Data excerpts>
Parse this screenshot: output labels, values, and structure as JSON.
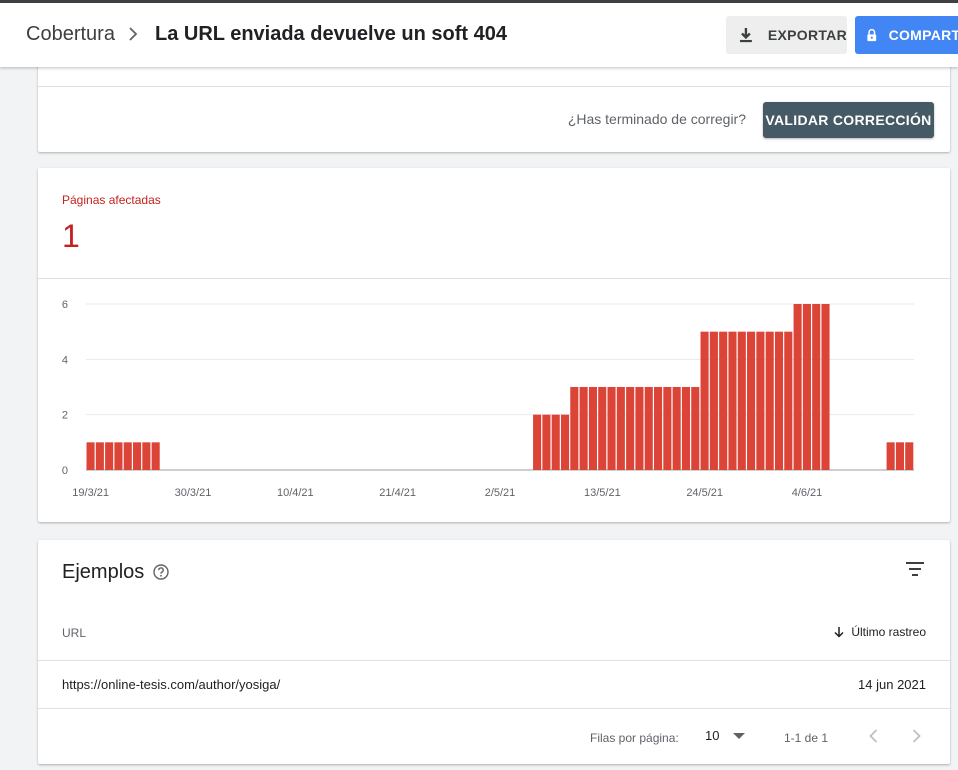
{
  "header": {
    "breadcrumb_root": "Cobertura",
    "title": "La URL enviada devuelve un soft 404",
    "export_label": "EXPORTAR",
    "share_label": "COMPARTIR"
  },
  "validation": {
    "question": "¿Has terminado de corregir?",
    "button_label": "VALIDAR CORRECCIÓN"
  },
  "metric": {
    "label": "Páginas afectadas",
    "value": "1"
  },
  "chart_data": {
    "type": "bar",
    "color": "#db4437",
    "ylim": [
      0,
      6
    ],
    "yticks": [
      0,
      2,
      4,
      6
    ],
    "x_tick_labels": [
      "19/3/21",
      "30/3/21",
      "10/4/21",
      "21/4/21",
      "2/5/21",
      "13/5/21",
      "24/5/21",
      "4/6/21"
    ],
    "dates": [
      "19/3/21",
      "20/3/21",
      "21/3/21",
      "22/3/21",
      "23/3/21",
      "24/3/21",
      "25/3/21",
      "26/3/21",
      "27/3/21",
      "28/3/21",
      "29/3/21",
      "30/3/21",
      "31/3/21",
      "1/4/21",
      "2/4/21",
      "3/4/21",
      "4/4/21",
      "5/4/21",
      "6/4/21",
      "7/4/21",
      "8/4/21",
      "9/4/21",
      "10/4/21",
      "11/4/21",
      "12/4/21",
      "13/4/21",
      "14/4/21",
      "15/4/21",
      "16/4/21",
      "17/4/21",
      "18/4/21",
      "19/4/21",
      "20/4/21",
      "21/4/21",
      "22/4/21",
      "23/4/21",
      "24/4/21",
      "25/4/21",
      "26/4/21",
      "27/4/21",
      "28/4/21",
      "29/4/21",
      "30/4/21",
      "1/5/21",
      "2/5/21",
      "3/5/21",
      "4/5/21",
      "5/5/21",
      "6/5/21",
      "7/5/21",
      "8/5/21",
      "9/5/21",
      "10/5/21",
      "11/5/21",
      "12/5/21",
      "13/5/21",
      "14/5/21",
      "15/5/21",
      "16/5/21",
      "17/5/21",
      "18/5/21",
      "19/5/21",
      "20/5/21",
      "21/5/21",
      "22/5/21",
      "23/5/21",
      "24/5/21",
      "25/5/21",
      "26/5/21",
      "27/5/21",
      "28/5/21",
      "29/5/21",
      "30/5/21",
      "31/5/21",
      "1/6/21",
      "2/6/21",
      "3/6/21",
      "4/6/21",
      "5/6/21",
      "6/6/21",
      "7/6/21",
      "8/6/21",
      "9/6/21",
      "10/6/21",
      "11/6/21",
      "12/6/21",
      "13/6/21",
      "14/6/21"
    ],
    "values": [
      1,
      1,
      1,
      1,
      1,
      1,
      1,
      1,
      0,
      0,
      0,
      0,
      0,
      0,
      0,
      0,
      0,
      0,
      0,
      0,
      0,
      0,
      0,
      0,
      0,
      0,
      0,
      0,
      0,
      0,
      0,
      0,
      0,
      0,
      0,
      0,
      0,
      0,
      0,
      0,
      0,
      0,
      0,
      0,
      0,
      0,
      0,
      0,
      2,
      2,
      2,
      2,
      3,
      3,
      3,
      3,
      3,
      3,
      3,
      3,
      3,
      3,
      3,
      3,
      3,
      3,
      5,
      5,
      5,
      5,
      5,
      5,
      5,
      5,
      5,
      5,
      6,
      6,
      6,
      6,
      0,
      0,
      0,
      0,
      0,
      0,
      1,
      1,
      1
    ]
  },
  "examples": {
    "title": "Ejemplos",
    "col_url": "URL",
    "col_date": "Último rastreo",
    "rows": [
      {
        "url": "https://online-tesis.com/author/yosiga/",
        "date": "14 jun 2021"
      }
    ],
    "pagination": {
      "rows_per_page_label": "Filas por página:",
      "rows_per_page": "10",
      "range": "1-1 de 1"
    }
  }
}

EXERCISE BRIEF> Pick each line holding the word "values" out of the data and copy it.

WRITTEN SOLUTION>
Parse this screenshot: output labels, values, and structure as JSON.
    "values": [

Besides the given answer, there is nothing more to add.